◆ WORK INSTRUCTION ◆
Every entry below must be reproduced exactly.
(SUPPLIED DATA)
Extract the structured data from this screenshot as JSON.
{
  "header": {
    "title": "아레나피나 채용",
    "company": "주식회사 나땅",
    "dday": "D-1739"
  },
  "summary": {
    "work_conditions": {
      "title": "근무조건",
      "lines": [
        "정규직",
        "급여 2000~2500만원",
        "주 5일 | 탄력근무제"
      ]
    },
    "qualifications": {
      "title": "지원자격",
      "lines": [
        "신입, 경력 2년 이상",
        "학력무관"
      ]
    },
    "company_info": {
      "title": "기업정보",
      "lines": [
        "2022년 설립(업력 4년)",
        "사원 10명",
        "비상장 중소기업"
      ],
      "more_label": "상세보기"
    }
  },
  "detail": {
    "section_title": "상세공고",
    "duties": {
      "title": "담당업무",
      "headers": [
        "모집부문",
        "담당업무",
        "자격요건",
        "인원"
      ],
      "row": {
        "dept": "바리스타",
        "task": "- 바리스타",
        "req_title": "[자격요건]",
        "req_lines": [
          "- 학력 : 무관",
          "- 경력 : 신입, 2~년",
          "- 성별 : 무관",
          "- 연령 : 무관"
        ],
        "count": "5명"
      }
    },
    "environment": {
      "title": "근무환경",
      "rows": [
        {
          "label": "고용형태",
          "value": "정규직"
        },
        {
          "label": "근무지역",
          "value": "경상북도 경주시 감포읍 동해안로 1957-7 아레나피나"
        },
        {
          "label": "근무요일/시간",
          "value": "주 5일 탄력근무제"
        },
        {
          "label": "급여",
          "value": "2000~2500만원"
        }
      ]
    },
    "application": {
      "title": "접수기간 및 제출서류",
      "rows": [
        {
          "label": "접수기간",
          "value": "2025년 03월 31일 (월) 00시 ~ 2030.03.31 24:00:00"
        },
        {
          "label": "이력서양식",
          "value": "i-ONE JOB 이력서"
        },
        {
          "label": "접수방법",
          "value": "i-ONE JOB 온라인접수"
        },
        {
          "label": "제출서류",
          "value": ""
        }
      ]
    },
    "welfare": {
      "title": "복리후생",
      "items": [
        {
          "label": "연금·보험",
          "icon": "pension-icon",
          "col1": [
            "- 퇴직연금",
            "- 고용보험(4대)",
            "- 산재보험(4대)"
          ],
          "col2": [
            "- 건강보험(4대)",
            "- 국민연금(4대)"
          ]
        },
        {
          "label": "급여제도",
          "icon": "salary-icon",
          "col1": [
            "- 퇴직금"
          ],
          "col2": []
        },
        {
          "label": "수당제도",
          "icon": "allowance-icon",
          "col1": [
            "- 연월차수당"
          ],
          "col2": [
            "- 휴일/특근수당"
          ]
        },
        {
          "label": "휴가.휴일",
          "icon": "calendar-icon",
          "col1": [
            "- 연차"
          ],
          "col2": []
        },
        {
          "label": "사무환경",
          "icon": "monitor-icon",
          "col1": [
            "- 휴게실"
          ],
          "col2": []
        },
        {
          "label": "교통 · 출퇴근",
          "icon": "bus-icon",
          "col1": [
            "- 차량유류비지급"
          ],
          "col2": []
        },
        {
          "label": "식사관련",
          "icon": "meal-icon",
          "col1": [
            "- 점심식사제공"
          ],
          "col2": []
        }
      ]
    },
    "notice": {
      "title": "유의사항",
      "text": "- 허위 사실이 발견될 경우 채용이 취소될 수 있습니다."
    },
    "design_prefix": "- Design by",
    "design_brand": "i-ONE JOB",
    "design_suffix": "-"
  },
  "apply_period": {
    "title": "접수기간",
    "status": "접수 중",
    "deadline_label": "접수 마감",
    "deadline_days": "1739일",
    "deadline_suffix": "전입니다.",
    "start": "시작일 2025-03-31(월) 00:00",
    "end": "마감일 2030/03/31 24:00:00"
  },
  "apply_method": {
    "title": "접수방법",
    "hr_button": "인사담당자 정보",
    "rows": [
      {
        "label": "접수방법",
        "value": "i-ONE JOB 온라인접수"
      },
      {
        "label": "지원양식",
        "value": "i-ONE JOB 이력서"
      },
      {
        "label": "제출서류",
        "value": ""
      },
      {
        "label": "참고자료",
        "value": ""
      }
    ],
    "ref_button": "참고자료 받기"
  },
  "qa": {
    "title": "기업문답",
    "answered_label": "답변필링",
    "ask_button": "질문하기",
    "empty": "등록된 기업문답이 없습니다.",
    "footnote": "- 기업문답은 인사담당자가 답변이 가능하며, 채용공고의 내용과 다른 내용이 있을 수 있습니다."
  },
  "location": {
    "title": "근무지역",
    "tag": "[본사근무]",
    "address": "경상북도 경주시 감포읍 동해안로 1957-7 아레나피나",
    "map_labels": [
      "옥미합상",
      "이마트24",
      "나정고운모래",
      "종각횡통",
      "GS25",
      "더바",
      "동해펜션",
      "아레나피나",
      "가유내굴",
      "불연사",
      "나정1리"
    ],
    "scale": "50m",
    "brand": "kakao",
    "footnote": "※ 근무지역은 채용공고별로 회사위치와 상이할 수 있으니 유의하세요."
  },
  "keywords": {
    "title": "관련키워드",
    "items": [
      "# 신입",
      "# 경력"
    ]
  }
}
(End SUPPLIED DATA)
◆ WRITTEN ANSWER ◆
Extract the structured data from this screenshot as JSON.
{
  "header": {
    "title": "아레나피나 채용",
    "company": "주식회사 나땅",
    "dday": "D-1739"
  },
  "summary": {
    "work_conditions": {
      "title": "근무조건",
      "lines": [
        "정규직",
        "급여 2000~2500만원",
        "주 5일 | 탄력근무제"
      ]
    },
    "qualifications": {
      "title": "지원자격",
      "lines": [
        "신입, 경력 2년 이상",
        "학력무관"
      ]
    },
    "company_info": {
      "title": "기업정보",
      "lines": [
        "2022년 설립(업력 4년)",
        "사원 10명",
        "비상장 중소기업"
      ],
      "more_label": "상세보기"
    }
  },
  "detail": {
    "section_title": "상세공고",
    "duties": {
      "title": "담당업무",
      "headers": [
        "모집부문",
        "담당업무",
        "자격요건",
        "인원"
      ],
      "row": {
        "dept": "바리스타",
        "task": "- 바리스타",
        "req_title": "[자격요건]",
        "req_lines": [
          "- 학력 : 무관",
          "- 경력 : 신입, 2~년",
          "- 성별 : 무관",
          "- 연령 : 무관"
        ],
        "count": "5명"
      }
    },
    "environment": {
      "title": "근무환경",
      "rows": [
        {
          "label": "고용형태",
          "value": "정규직"
        },
        {
          "label": "근무지역",
          "value": "경상북도 경주시 감포읍 동해안로 1957-7 아레나피나"
        },
        {
          "label": "근무요일/시간",
          "value": "주 5일 탄력근무제"
        },
        {
          "label": "급여",
          "value": "2000~2500만원"
        }
      ]
    },
    "application": {
      "title": "접수기간 및 제출서류",
      "rows": [
        {
          "label": "접수기간",
          "value": "2025년 03월 31일 (월) 00시 ~ 2030.03.31 24:00:00"
        },
        {
          "label": "이력서양식",
          "value": "i-ONE JOB 이력서"
        },
        {
          "label": "접수방법",
          "value": "i-ONE JOB 온라인접수"
        },
        {
          "label": "제출서류",
          "value": ""
        }
      ]
    },
    "welfare": {
      "title": "복리후생",
      "items": [
        {
          "label": "연금·보험",
          "icon": "pension-icon",
          "col1": [
            "- 퇴직연금",
            "- 고용보험(4대)",
            "- 산재보험(4대)"
          ],
          "col2": [
            "- 건강보험(4대)",
            "- 국민연금(4대)"
          ]
        },
        {
          "label": "급여제도",
          "icon": "salary-icon",
          "col1": [
            "- 퇴직금"
          ],
          "col2": []
        },
        {
          "label": "수당제도",
          "icon": "allowance-icon",
          "col1": [
            "- 연월차수당"
          ],
          "col2": [
            "- 휴일/특근수당"
          ]
        },
        {
          "label": "휴가.휴일",
          "icon": "calendar-icon",
          "col1": [
            "- 연차"
          ],
          "col2": []
        },
        {
          "label": "사무환경",
          "icon": "monitor-icon",
          "col1": [
            "- 휴게실"
          ],
          "col2": []
        },
        {
          "label": "교통 · 출퇴근",
          "icon": "bus-icon",
          "col1": [
            "- 차량유류비지급"
          ],
          "col2": []
        },
        {
          "label": "식사관련",
          "icon": "meal-icon",
          "col1": [
            "- 점심식사제공"
          ],
          "col2": []
        }
      ]
    },
    "notice": {
      "title": "유의사항",
      "text": "- 허위 사실이 발견될 경우 채용이 취소될 수 있습니다."
    },
    "design_prefix": "- Design by",
    "design_brand": "i-ONE JOB",
    "design_suffix": "-"
  },
  "apply_period": {
    "title": "접수기간",
    "status": "접수 중",
    "deadline_label": "접수 마감",
    "deadline_days": "1739일",
    "deadline_suffix": "전입니다.",
    "start": "시작일 2025-03-31(월) 00:00",
    "end": "마감일 2030/03/31 24:00:00"
  },
  "apply_method": {
    "title": "접수방법",
    "hr_button": "인사담당자 정보",
    "rows": [
      {
        "label": "접수방법",
        "value": "i-ONE JOB 온라인접수"
      },
      {
        "label": "지원양식",
        "value": "i-ONE JOB 이력서"
      },
      {
        "label": "제출서류",
        "value": ""
      },
      {
        "label": "참고자료",
        "value": ""
      }
    ],
    "ref_button": "참고자료 받기"
  },
  "qa": {
    "title": "기업문답",
    "answered_label": "답변필링",
    "ask_button": "질문하기",
    "empty": "등록된 기업문답이 없습니다.",
    "footnote": "- 기업문답은 인사담당자가 답변이 가능하며, 채용공고의 내용과 다른 내용이 있을 수 있습니다."
  },
  "location": {
    "title": "근무지역",
    "tag": "[본사근무]",
    "address": "경상북도 경주시 감포읍 동해안로 1957-7 아레나피나",
    "map_labels": [
      "옥미합상",
      "이마트24",
      "나정고운모래",
      "종각횡통",
      "GS25",
      "더바",
      "동해펜션",
      "아레나피나",
      "가유내굴",
      "불연사",
      "나정1리"
    ],
    "scale": "50m",
    "brand": "kakao",
    "footnote": "※ 근무지역은 채용공고별로 회사위치와 상이할 수 있으니 유의하세요."
  },
  "keywords": {
    "title": "관련키워드",
    "items": [
      "# 신입",
      "# 경력"
    ]
  }
}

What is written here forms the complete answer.